Tweeners: You’re starting Kenbrell Thompkins, but you’re doing it with decreased expectations since he’ll be followed by Antonio Cromartie for most of the night. He’s a WR3 on this particular evening, but with a WR2 ceiling simply because of volume, and the many balls likely to be directed at him due to the Patriots’ various broken bodies.

Flex/sleepers: You’re noticing a lack of Jets listed thus far, mostly because I like you, kind reader. Bilal Powell and Chris Ivory have only low-end flex value against a Patriots run defense that held C.J. Spiller to only 2.4 yards per carry last week, and gave up just 3.9 per carry last year. Holmes is still mending, and his matchup improves only slightly this week as he goes from Darrelle Revis to Aquib Talib. Both he and Stephen Hill will offer little until Geno Smith stretches the field a little more consistently. Though he had two passes for 20 yards or more, Smith’s completions went an average of only 10.6 yards in Week 1. Conversely, that’s why Winslow holds value as a sleeper play for you crazy tight end streamers, especially with the Patriots’ aforementioned weakness defending tight ends. Also filed under reaching: with Sudfeld limited and Rob Gronkowski still out, Michael Hoomanawanui could receive maybe a half dozen targets, giving him value in leagues that are especially deep and unhealthy.

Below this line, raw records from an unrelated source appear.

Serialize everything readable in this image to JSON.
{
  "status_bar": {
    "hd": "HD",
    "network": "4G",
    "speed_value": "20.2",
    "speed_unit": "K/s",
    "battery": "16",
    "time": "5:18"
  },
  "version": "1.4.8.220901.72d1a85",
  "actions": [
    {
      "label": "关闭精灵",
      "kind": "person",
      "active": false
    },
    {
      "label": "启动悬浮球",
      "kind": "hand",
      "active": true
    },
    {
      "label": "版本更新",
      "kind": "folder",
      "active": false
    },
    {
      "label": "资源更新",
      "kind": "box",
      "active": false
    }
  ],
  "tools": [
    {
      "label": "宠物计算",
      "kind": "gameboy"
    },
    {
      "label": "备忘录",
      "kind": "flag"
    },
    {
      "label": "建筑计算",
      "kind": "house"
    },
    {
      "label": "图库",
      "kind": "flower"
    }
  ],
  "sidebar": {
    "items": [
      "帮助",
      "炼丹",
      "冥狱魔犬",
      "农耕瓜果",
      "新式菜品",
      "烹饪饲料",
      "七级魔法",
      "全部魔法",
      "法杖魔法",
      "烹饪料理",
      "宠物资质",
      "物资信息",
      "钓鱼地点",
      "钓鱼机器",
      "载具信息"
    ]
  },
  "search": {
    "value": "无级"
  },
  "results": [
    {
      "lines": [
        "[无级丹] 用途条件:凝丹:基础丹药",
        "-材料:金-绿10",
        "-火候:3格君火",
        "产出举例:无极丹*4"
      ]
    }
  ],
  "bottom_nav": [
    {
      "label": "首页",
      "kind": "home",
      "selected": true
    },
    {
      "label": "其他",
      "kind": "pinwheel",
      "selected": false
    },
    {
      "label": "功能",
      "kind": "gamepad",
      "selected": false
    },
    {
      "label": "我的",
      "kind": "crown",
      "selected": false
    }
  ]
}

Stay away: This is only being considered if you’re in a two-quarterback league, but Smith is a far too terrifying play against the Patriots, despite the promise and quick grasp of fundamentals he showed in his Week 1 debut. Last year against three rookie quarterbacks (two of which were named Russell Wilson and Andrew Luck, and they’re pretty good), the multiple and ever-changing looks from the Patriots defense led to a combined passer rating of only 75.0.